Stored data

________

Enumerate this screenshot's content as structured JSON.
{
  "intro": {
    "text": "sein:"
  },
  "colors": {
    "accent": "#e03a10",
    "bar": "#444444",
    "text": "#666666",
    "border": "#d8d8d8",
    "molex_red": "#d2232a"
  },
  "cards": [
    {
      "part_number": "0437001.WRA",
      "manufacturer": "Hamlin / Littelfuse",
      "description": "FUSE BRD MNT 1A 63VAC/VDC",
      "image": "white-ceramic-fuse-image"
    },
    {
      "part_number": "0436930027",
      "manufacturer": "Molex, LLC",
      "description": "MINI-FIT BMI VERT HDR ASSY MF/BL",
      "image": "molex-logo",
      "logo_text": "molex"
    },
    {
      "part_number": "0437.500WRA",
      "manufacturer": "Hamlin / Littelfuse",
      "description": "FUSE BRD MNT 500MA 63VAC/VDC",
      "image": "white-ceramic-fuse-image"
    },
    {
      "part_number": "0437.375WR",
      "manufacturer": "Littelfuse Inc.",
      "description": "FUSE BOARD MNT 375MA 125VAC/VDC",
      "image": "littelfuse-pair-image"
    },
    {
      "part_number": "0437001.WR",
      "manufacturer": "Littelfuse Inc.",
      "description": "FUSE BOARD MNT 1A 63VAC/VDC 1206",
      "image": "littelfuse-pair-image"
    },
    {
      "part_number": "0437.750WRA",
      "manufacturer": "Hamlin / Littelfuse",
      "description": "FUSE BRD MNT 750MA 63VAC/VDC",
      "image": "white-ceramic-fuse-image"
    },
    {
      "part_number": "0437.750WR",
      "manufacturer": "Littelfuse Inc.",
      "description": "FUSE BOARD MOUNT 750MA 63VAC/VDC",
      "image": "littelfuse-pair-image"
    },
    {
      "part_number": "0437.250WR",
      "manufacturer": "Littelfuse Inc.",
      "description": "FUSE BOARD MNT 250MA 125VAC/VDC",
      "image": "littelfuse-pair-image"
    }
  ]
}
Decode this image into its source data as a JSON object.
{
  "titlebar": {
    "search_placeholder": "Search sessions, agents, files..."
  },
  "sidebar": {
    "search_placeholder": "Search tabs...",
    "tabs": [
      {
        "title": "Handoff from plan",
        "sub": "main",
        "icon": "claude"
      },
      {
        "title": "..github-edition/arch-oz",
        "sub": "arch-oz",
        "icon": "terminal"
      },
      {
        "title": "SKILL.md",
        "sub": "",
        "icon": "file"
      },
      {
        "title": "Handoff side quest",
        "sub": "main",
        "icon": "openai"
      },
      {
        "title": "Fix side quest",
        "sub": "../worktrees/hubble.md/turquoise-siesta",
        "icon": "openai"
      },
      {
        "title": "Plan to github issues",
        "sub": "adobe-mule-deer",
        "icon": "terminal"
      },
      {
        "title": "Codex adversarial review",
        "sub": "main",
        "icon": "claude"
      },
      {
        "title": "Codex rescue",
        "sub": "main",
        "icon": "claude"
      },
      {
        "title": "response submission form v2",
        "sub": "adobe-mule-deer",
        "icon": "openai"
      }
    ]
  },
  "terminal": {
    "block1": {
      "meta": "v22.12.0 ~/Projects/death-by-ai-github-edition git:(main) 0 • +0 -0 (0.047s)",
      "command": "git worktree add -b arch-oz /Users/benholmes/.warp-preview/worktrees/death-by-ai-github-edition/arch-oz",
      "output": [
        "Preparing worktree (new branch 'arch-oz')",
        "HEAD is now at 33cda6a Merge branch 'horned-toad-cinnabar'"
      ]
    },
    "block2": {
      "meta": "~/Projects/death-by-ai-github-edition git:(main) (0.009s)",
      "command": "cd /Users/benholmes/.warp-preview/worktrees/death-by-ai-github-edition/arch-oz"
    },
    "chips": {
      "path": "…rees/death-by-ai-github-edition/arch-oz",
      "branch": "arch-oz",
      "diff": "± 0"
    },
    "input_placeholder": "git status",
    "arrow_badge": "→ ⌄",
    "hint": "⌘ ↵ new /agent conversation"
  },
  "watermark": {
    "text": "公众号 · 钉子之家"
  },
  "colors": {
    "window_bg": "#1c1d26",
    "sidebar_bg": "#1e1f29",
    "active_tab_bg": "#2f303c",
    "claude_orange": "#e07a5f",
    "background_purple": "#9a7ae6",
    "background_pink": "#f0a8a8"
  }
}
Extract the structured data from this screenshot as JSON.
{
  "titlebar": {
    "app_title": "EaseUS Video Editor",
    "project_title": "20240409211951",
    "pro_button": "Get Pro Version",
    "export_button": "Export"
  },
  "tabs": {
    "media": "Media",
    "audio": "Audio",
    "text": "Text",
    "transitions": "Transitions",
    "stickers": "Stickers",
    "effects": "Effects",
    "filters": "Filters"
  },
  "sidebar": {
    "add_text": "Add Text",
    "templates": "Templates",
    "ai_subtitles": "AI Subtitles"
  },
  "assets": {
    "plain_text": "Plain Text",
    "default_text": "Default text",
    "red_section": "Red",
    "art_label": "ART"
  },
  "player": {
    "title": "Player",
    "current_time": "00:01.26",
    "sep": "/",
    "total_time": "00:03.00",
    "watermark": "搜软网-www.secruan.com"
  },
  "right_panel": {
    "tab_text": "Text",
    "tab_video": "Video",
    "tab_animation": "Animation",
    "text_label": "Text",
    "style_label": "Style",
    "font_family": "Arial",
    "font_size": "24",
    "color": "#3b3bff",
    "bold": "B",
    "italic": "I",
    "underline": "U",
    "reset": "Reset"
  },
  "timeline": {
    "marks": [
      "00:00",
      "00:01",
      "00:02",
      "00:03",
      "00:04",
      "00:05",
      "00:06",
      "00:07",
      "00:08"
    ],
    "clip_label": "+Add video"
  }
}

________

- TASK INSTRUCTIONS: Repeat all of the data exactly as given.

- TASK ANSWER:
Enumerate this screenshot's content as structured JSON.
{
  "intro": {
    "text": "sein:"
  },
  "colors": {
    "accent": "#e03a10",
    "bar": "#444444",
    "text": "#666666",
    "border": "#d8d8d8",
    "molex_red": "#d2232a"
  },
  "cards": [
    {
      "part_number": "0437001.WRA",
      "manufacturer": "Hamlin / Littelfuse",
      "description": "FUSE BRD MNT 1A 63VAC/VDC",
      "image": "white-ceramic-fuse-image"
    },
    {
      "part_number": "0436930027",
      "manufacturer": "Molex, LLC",
      "description": "MINI-FIT BMI VERT HDR ASSY MF/BL",
      "image": "molex-logo",
      "logo_text": "molex"
    },
    {
      "part_number": "0437.500WRA",
      "manufacturer": "Hamlin / Littelfuse",
      "description": "FUSE BRD MNT 500MA 63VAC/VDC",
      "image": "white-ceramic-fuse-image"
    },
    {
      "part_number": "0437.375WR",
      "manufacturer": "Littelfuse Inc.",
      "description": "FUSE BOARD MNT 375MA 125VAC/VDC",
      "image": "littelfuse-pair-image"
    },
    {
      "part_number": "0437001.WR",
      "manufacturer": "Littelfuse Inc.",
      "description": "FUSE BOARD MNT 1A 63VAC/VDC 1206",
      "image": "littelfuse-pair-image"
    },
    {
      "part_number": "0437.750WRA",
      "manufacturer": "Hamlin / Littelfuse",
      "description": "FUSE BRD MNT 750MA 63VAC/VDC",
      "image": "white-ceramic-fuse-image"
    },
    {
      "part_number": "0437.750WR",
      "manufacturer": "Littelfuse Inc.",
      "description": "FUSE BOARD MOUNT 750MA 63VAC/VDC",
      "image": "littelfuse-pair-image"
    },
    {
      "part_number": "0437.250WR",
      "manufacturer": "Littelfuse Inc.",
      "description": "FUSE BOARD MNT 250MA 125VAC/VDC",
      "image": "littelfuse-pair-image"
    }
  ]
}
Decode this image into its source data as a JSON object.
{
  "titlebar": {
    "search_placeholder": "Search sessions, agents, files..."
  },
  "sidebar": {
    "search_placeholder": "Search tabs...",
    "tabs": [
      {
        "title": "Handoff from plan",
        "sub": "main",
        "icon": "claude"
      },
      {
        "title": "..github-edition/arch-oz",
        "sub": "arch-oz",
        "icon": "terminal"
      },
      {
        "title": "SKILL.md",
        "sub": "",
        "icon": "file"
      },
      {
        "title": "Handoff side quest",
        "sub": "main",
        "icon": "openai"
      },
      {
        "title": "Fix side quest",
        "sub": "../worktrees/hubble.md/turquoise-siesta",
        "icon": "openai"
      },
      {
        "title": "Plan to github issues",
        "sub": "adobe-mule-deer",
        "icon": "terminal"
      },
      {
        "title": "Codex adversarial review",
        "sub": "main",
        "icon": "claude"
      },
      {
        "title": "Codex rescue",
        "sub": "main",
        "icon": "claude"
      },
      {
        "title": "response submission form v2",
        "sub": "adobe-mule-deer",
        "icon": "openai"
      }
    ]
  },
  "terminal": {
    "block1": {
      "meta": "v22.12.0 ~/Projects/death-by-ai-github-edition git:(main) 0 • +0 -0 (0.047s)",
      "command": "git worktree add -b arch-oz /Users/benholmes/.warp-preview/worktrees/death-by-ai-github-edition/arch-oz",
      "output": [
        "Preparing worktree (new branch 'arch-oz')",
        "HEAD is now at 33cda6a Merge branch 'horned-toad-cinnabar'"
      ]
    },
    "block2": {
      "meta": "~/Projects/death-by-ai-github-edition git:(main) (0.009s)",
      "command": "cd /Users/benholmes/.warp-preview/worktrees/death-by-ai-github-edition/arch-oz"
    },
    "chips": {
      "path": "…rees/death-by-ai-github-edition/arch-oz",
      "branch": "arch-oz",
      "diff": "± 0"
    },
    "input_placeholder": "git status",
    "arrow_badge": "→ ⌄",
    "hint": "⌘ ↵ new /agent conversation"
  },
  "watermark": {
    "text": "公众号 · 钉子之家"
  },
  "colors": {
    "window_bg": "#1c1d26",
    "sidebar_bg": "#1e1f29",
    "active_tab_bg": "#2f303c",
    "claude_orange": "#e07a5f",
    "background_purple": "#9a7ae6",
    "background_pink": "#f0a8a8"
  }
}
Extract the structured data from this screenshot as JSON.
{
  "titlebar": {
    "app_title": "EaseUS Video Editor",
    "project_title": "20240409211951",
    "pro_button": "Get Pro Version",
    "export_button": "Export"
  },
  "tabs": {
    "media": "Media",
    "audio": "Audio",
    "text": "Text",
    "transitions": "Transitions",
    "stickers": "Stickers",
    "effects": "Effects",
    "filters": "Filters"
  },
  "sidebar": {
    "add_text": "Add Text",
    "templates": "Templates",
    "ai_subtitles": "AI Subtitles"
  },
  "assets": {
    "plain_text": "Plain Text",
    "default_text": "Default text",
    "red_section": "Red",
    "art_label": "ART"
  },
  "player": {
    "title": "Player",
    "current_time": "00:01.26",
    "sep": "/",
    "total_time": "00:03.00",
    "watermark": "搜软网-www.secruan.com"
  },
  "right_panel": {
    "tab_text": "Text",
    "tab_video": "Video",
    "tab_animation": "Animation",
    "text_label": "Text",
    "style_label": "Style",
    "font_family": "Arial",
    "font_size": "24",
    "color": "#3b3bff",
    "bold": "B",
    "italic": "I",
    "underline": "U",
    "reset": "Reset"
  },
  "timeline": {
    "marks": [
      "00:00",
      "00:01",
      "00:02",
      "00:03",
      "00:04",
      "00:05",
      "00:06",
      "00:07",
      "00:08"
    ],
    "clip_label": "+Add video"
  }
}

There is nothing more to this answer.